The irony of this age of the digital economy must be a phrase pinned to a closed shop announcing: Exciting retailer coming soon.
In the past six months the Australian retailing world has taken a pasting. Peer into a departmental store, fashion boutiques and youll see bored shop assistants keeping busy.
You might call it a retail recession but it isn't really; Savvy consumers are still buying, but online. In the past few months two book chains have fallen by the wayside. Their premises will be replaced either by an eatery or cafe. Chomp, chomp! Slurp, Slurp. You can't buy your next flat white online. No, but they're working on it.
In the past two months, Canberra's reputation as a city of bookshops has taken a hammering with the closure of the Angus & Robertson chain and Borders. The latter has been no more than a decade. Apart from the employee's who lost their jobs there has been no great regret at their passing. Is that how it is?

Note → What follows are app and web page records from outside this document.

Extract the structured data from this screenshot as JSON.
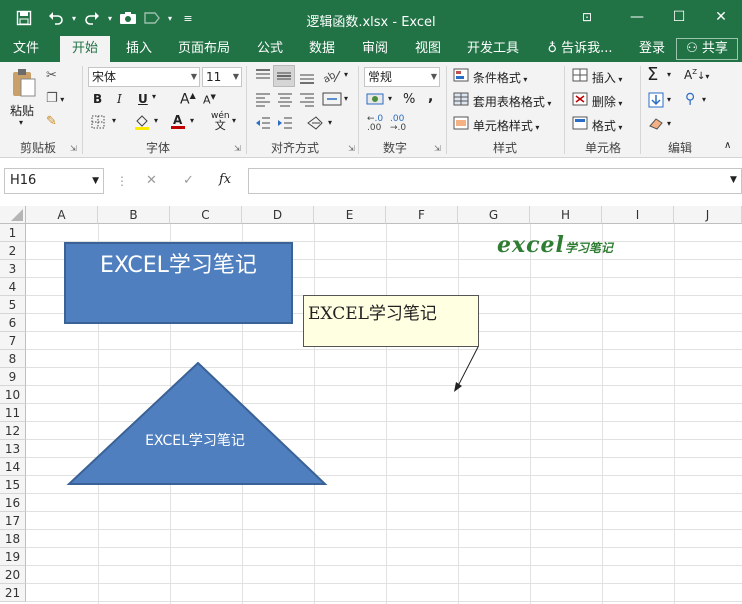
{
  "window": {
    "title": "逻辑函数.xlsx - Excel",
    "min": "—",
    "max": "☐",
    "close": "✕",
    "ribbon_opt": "⊡"
  },
  "tabs": [
    "文件",
    "开始",
    "插入",
    "页面布局",
    "公式",
    "数据",
    "审阅",
    "视图",
    "开发工具"
  ],
  "tell_me": "告诉我...",
  "login": "登录",
  "share": "共享",
  "ribbon": {
    "clipboard": {
      "paste": "粘贴",
      "label": "剪贴板"
    },
    "font": {
      "name": "宋体",
      "size": "11",
      "label": "字体",
      "bold": "B",
      "italic": "I",
      "underline": "U",
      "grow": "A",
      "shrink": "A",
      "wen": "wén"
    },
    "alignment": {
      "label": "对齐方式"
    },
    "number": {
      "format": "常规",
      "label": "数字",
      "percent": "%",
      "comma": ",",
      "inc": ".0",
      "dec": ".00"
    },
    "styles": {
      "label": "样式",
      "conditional": "条件格式",
      "table": "套用表格格式",
      "cell": "单元格样式"
    },
    "cells": {
      "label": "单元格",
      "insert": "插入",
      "delete": "删除",
      "format": "格式"
    },
    "editing": {
      "label": "编辑",
      "sum": "Σ",
      "sort": "A",
      "find": "⚲"
    }
  },
  "formula_bar": {
    "name_box": "H16",
    "cancel": "✕",
    "enter": "✓",
    "fx": "fx"
  },
  "columns": [
    "A",
    "B",
    "C",
    "D",
    "E",
    "F",
    "G",
    "H",
    "I",
    "J"
  ],
  "rows": [
    "1",
    "2",
    "3",
    "4",
    "5",
    "6",
    "7",
    "8",
    "9",
    "10",
    "11",
    "12",
    "13",
    "14",
    "15",
    "16",
    "17",
    "18",
    "19",
    "20",
    "21"
  ],
  "shapes": {
    "rect_text": "EXCEL学习笔记",
    "callout_text": "EXCEL学习笔记",
    "triangle_text": "EXCEL学习笔记"
  },
  "logo": {
    "big": "excel",
    "small": "学习笔记"
  },
  "colors": {
    "brand": "#217346",
    "shape_fill": "#4f7fbf",
    "callout_fill": "#ffffe1"
  }
}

Former Treasury secretary Ken Henry once drolly said hundreds of jobs are destroyed and created every day. Even Joe Schumpeter, the economist who told us about the economic and entrepreneurial forces that made for creative destruction had pangs of regret about the loss of the old forms of business life. Some bookshops still remain but have seen no spike in sales since the closure of two major book chains.
A soaring dollar and the impetus it gives to online purchasing means that they live a penurious life. It was only a few years ago people were being enticed to use their super and invest in a bookshop franchise. There is something, though, about bookshops that we should value as pure heritage. Its the smell of print and paper, their quaintness and quietness, the joy of finding a new book as one browses the shelves and watching fellow bibliophiles.
Stanley Baldwin, the former British prime minster got high sniffing books. Old volumes have that musty smell of history. A whole academic discipline makes it its business to trawl through the personal libraries of great economists and scrutinise any annotated comment on book margins.
Can one associate the disappearance of bookshops in a place as evidence of cultural despair? The worlds greatest economist certainly thought so. John Maynard Keynes once gave a radio address on his love affair with books and bookshops. The reader, Keynes advised, should approach books "with all his senses; he should know their touch and their smell. He should learn how to take them in his hands, rustle their pages and reach in a few seconds a first intuitive impression of what they contain. He should, in the course of time, have touched many thousands, at least 10 times as many as he really reads. He should cast an eye over books as a shepherd over sheep ... He should live with more books than he reads, with a penumbra of unread pages, of which he knows the general character and content, fluttering round him. This is the purpose of libraries ...
"It is also the purpose of good bookshops, both new and secondhand, of which there are still some, and would that there were more. A bookshop is not like a railway booking-office which one approaches knowing what one wants. One should enter it vaguely, almost in a dream, and allow what is there freely to attract and influence the eye.
"To walk the rounds of the bookshops, dipping in as curiosity dictates, should be an afternoons entertainment. Feel no shyness or compunction in taking it. Bookshops exist to provide it; and the booksellers welcome it, knowing how it will end."
What would Keynes make, I wonder, about the ebook, the Kobo reader and the electronic bookshelf? Today many bookshop owners have indeed a dread about how it will end but are fighting against the market trends and a prophecy by a cabinet minster that they will all be defunct within five years.
Canberra has too many literary festivals, and a great bank of intelligentsia, to let the local book trade simply curl up and die. Get out and support your local bookseller!